Oregon is an outdoorsman's dream. The state has pristine beaches, miles of unsullied hiking trails, bountiful fishing streams and, in season, the hills are alive with the sound of hunter's rifles.
But Portland, the state's only "big" city, is a sporting dichotomy. Settled in the northwest sector of this ecological, outdoor wonderland, the only game in town for this city is an indoor one -- professional basketball.
While most of the NBA cities struggle with attendance figures, the Portland Trail Blazers play in sold-out Memorial Coliseum.
There isn't a seat or standing room space available for the final eight Blazer home games this season. The home finale April 7 against Los Angeles will be the 100th consecutive time the Blazers have drawn a capacity house for a regular season or playoff game.
Including 300 standing-room tickets that are sold, capacity at the Coliseum is 12,666.
The Trail Blazers without Bill Walton are having trouble staying above.500, but at the Paramount Theater, less than five miles from the Coliseum, an average of 1,773 fans are paying $5 each to watch closed-circuit telecasts of Blazer games.
Last season, an average of 2,706 watched the Blazer games on the theater screen.
Why is Portland drawing so well in the face of declining NBA attendance elsewhere?
"There's kind of a rule of thumb in professional sports that a championship can carry you for three years no matter what happens," said Trail Blazer General Manager Harry Glickman, involved in promoting professional sports in the city since the 1950s.
The reason for the team's success at the gate is not solely the 1976-77 championship season. In their nine-year history, the Trail Blazers have averaged 9,048 fans, but more than 12,000 the past four seasons.
"I guess you might say the absence of any other major league sport is a reason for our success," Glickman continued. "Unless you consider the (North American Soccer League) Timbers major league. I do, but they play at a different time of the year.
"We don't have hockey, football and major league baseball, the main competitors for the sports dollar."
There is very little competition even for the entertainment dollar. Rarely is there a symphony or rock concert scheduled the night of a Blazer home game. There is little professional theater.
What is unusual about the Trail Blazer success story is that the rest of Portland's sports picture isn't very bright.
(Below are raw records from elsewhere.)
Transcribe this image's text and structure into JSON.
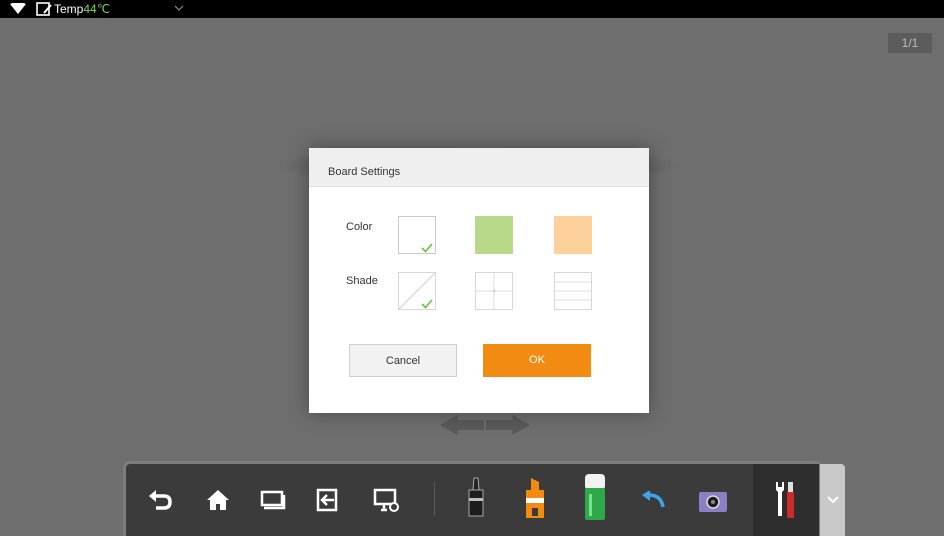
{
  "status_bar": {
    "temp_label": "Temp",
    "temp_value": "44℃",
    "icons": [
      "wifi-icon",
      "board-icon",
      "chevron-down-icon"
    ]
  },
  "page_indicator": "1/1",
  "dialog": {
    "title": "Board Settings",
    "color_label": "Color",
    "shade_label": "Shade",
    "colors": [
      "#ffffff",
      "#b9d98a",
      "#fdd09c"
    ],
    "selected_color_index": 0,
    "shades": [
      "diagonal",
      "grid",
      "lines"
    ],
    "selected_shade_index": 0,
    "cancel_label": "Cancel",
    "ok_label": "OK",
    "accent_color": "#f28b12"
  },
  "toolbar": {
    "items": [
      "undo-icon",
      "home-icon",
      "window-icon",
      "exit-icon",
      "screen-settings-icon",
      "pen-icon",
      "highlighter-icon",
      "eraser-icon",
      "back-icon",
      "camera-icon",
      "tools-icon"
    ],
    "expand_icon": "chevron-down-icon"
  }
}
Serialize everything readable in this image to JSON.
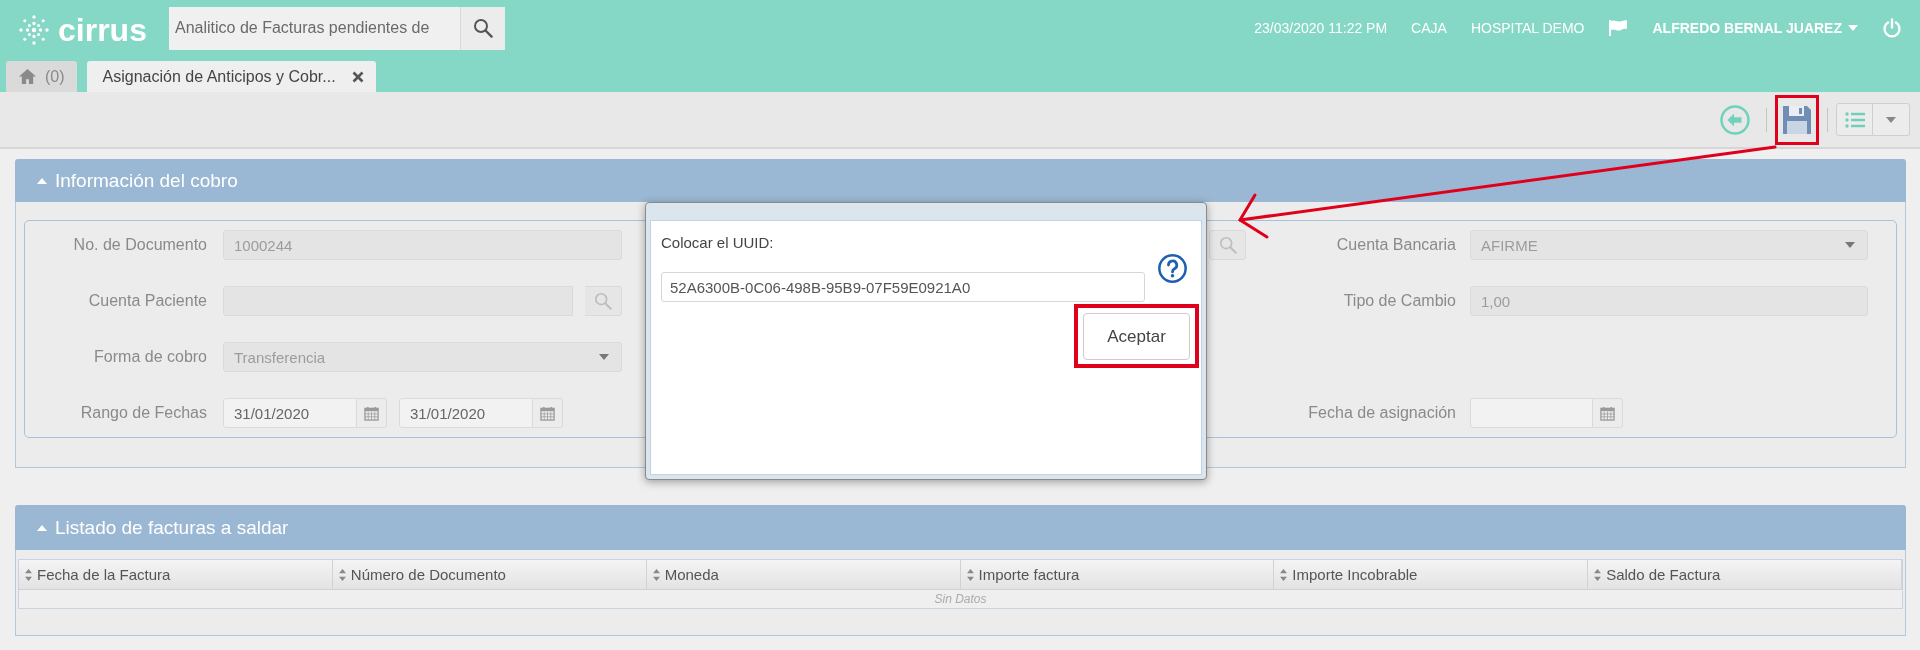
{
  "header": {
    "logo": "cirrus",
    "search": {
      "value": "Analitico de Facturas pendientes de"
    },
    "datetime": "23/03/2020 11:22 PM",
    "station": "CAJA",
    "hospital": "HOSPITAL DEMO",
    "user": "ALFREDO BERNAL JUAREZ"
  },
  "tabs": [
    {
      "kind": "home",
      "label": "(0)",
      "selected": false,
      "closable": false
    },
    {
      "kind": "page",
      "label": "Asignación de Anticipos y Cobr...",
      "selected": true,
      "closable": true
    }
  ],
  "toolbar": [
    {
      "kind": "back",
      "highlighted": false
    },
    {
      "kind": "save",
      "highlighted": true
    },
    {
      "kind": "list",
      "highlighted": false
    },
    {
      "kind": "menu",
      "highlighted": false
    }
  ],
  "payment_info": {
    "title": "Información del cobro",
    "expanded": true,
    "rows": [
      {
        "left": {
          "kind": "text",
          "label": "No. de Documento",
          "value": "1000244",
          "disabled": true
        },
        "middle": {
          "kind": "search_button"
        },
        "right": {
          "kind": "select",
          "label": "Cuenta Bancaria",
          "value": "AFIRME",
          "disabled": true
        }
      },
      {
        "left": {
          "kind": "search",
          "label": "Cuenta Paciente",
          "disabled": true
        },
        "right": {
          "kind": "text",
          "label": "Tipo de Cambio",
          "value": "1,00",
          "disabled": true
        }
      },
      {
        "left": {
          "kind": "select",
          "label": "Forma de cobro",
          "value": "Transferencia",
          "disabled": true
        }
      },
      {
        "left": {
          "kind": "daterange",
          "label": "Rango de Fechas",
          "from": "31/01/2020",
          "to": "31/01/2020",
          "disabled": false
        },
        "right": {
          "kind": "date",
          "label": "Fecha de asignación",
          "disabled": false
        }
      }
    ]
  },
  "uuid_dialog": {
    "prompt": "Colocar el UUID:",
    "value": "52A6300B-0C06-498B-95B9-07F59E0921A0",
    "button": {
      "label": "Aceptar",
      "highlighted": true
    }
  },
  "invoices": {
    "title": "Listado de facturas a saldar",
    "expanded": true,
    "columns": [
      "Fecha de la Factura",
      "Número de Documento",
      "Moneda",
      "Importe factura",
      "Importe Incobrable",
      "Saldo de Factura"
    ],
    "empty_text": "Sin Datos"
  }
}
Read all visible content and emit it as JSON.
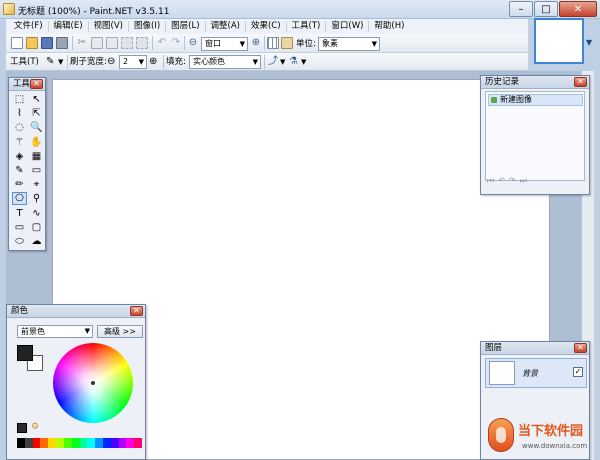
{
  "window": {
    "title": "无标题 (100%) - Paint.NET v3.5.11",
    "minimize": "–",
    "maximize": "□",
    "close": "✕"
  },
  "menus": [
    "文件(F)",
    "编辑(E)",
    "视图(V)",
    "图像(I)",
    "图层(L)",
    "调整(A)",
    "效果(C)",
    "工具(T)",
    "窗口(W)",
    "帮助(H)"
  ],
  "toolbar": {
    "zoom_value": "窗口",
    "units_label": "单位:",
    "units_value": "象素"
  },
  "toolbar2": {
    "tool_label": "工具(T)",
    "brush_width_label": "刷子宽度:",
    "brush_width_value": "2",
    "minus": "⊖",
    "plus": "⊕",
    "fill_label": "填充:",
    "fill_value": "实心颜色"
  },
  "tools_panel": {
    "title": "工具",
    "selected_index": 14,
    "tools": [
      {
        "name": "rectangle-select-icon",
        "glyph": "⬚"
      },
      {
        "name": "move-selection-icon",
        "glyph": "↖"
      },
      {
        "name": "lasso-select-icon",
        "glyph": "⌇"
      },
      {
        "name": "move-selection-outline-icon",
        "glyph": "⇱"
      },
      {
        "name": "ellipse-select-icon",
        "glyph": "◌"
      },
      {
        "name": "zoom-icon",
        "glyph": "🔍"
      },
      {
        "name": "magic-wand-icon",
        "glyph": "⚚"
      },
      {
        "name": "pan-icon",
        "glyph": "✋"
      },
      {
        "name": "paint-bucket-icon",
        "glyph": "◈"
      },
      {
        "name": "gradient-icon",
        "glyph": "▦"
      },
      {
        "name": "paintbrush-icon",
        "glyph": "✎"
      },
      {
        "name": "eraser-icon",
        "glyph": "▭"
      },
      {
        "name": "pencil-icon",
        "glyph": "✏"
      },
      {
        "name": "color-picker-icon",
        "glyph": "⌖"
      },
      {
        "name": "clone-stamp-icon",
        "glyph": "⎔"
      },
      {
        "name": "recolor-icon",
        "glyph": "⚲"
      },
      {
        "name": "text-icon",
        "glyph": "T"
      },
      {
        "name": "line-curve-icon",
        "glyph": "∿"
      },
      {
        "name": "rectangle-icon",
        "glyph": "▭"
      },
      {
        "name": "rounded-rectangle-icon",
        "glyph": "▢"
      },
      {
        "name": "ellipse-icon",
        "glyph": "⬭"
      },
      {
        "name": "freeform-shape-icon",
        "glyph": "☁"
      }
    ]
  },
  "history_panel": {
    "title": "历史记录",
    "items": [
      "新建图像"
    ]
  },
  "colors_panel": {
    "title": "颜色",
    "mode_value": "前景色",
    "more_button": "高级 >>",
    "primary_color": "#222222",
    "secondary_color": "#ffffff",
    "palette": [
      "#000000",
      "#404040",
      "#ff0000",
      "#ff6a00",
      "#ffd800",
      "#b6ff00",
      "#4cff00",
      "#00ff21",
      "#00ff90",
      "#00ffff",
      "#0094ff",
      "#0026ff",
      "#4800ff",
      "#b200ff",
      "#ff00dc",
      "#ff006e"
    ]
  },
  "layers_panel": {
    "title": "图层",
    "layers": [
      {
        "name": "背景",
        "visible": "✓"
      }
    ]
  },
  "watermark": {
    "brand": "当下软件园",
    "url": "www.downxia.com"
  }
}
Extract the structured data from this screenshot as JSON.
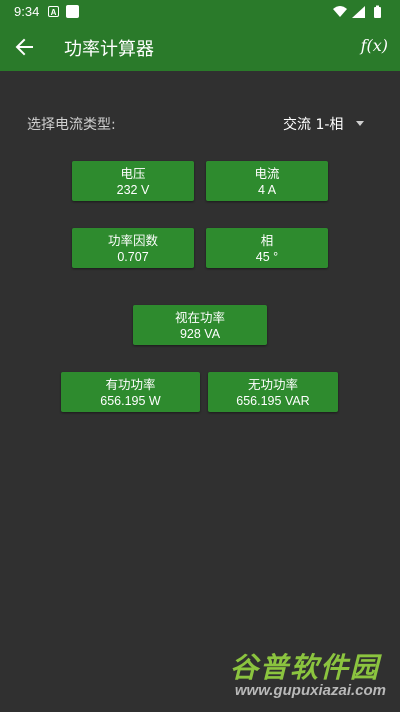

Hardly any other tenants ever fill the Coliseum.The Far West Classic, which used to be one of the nation's biggest collegiate holiday basketball tournaments, is holding its last tourney in 1981.
The University of Portland, which enjoyed an 18-9 season in the West Coast Athletic Conference, averaged only 2,500 at the Coliseum.
Minor league ice hockey left town in 1974 and Class AAA baseball drew sparsely last year.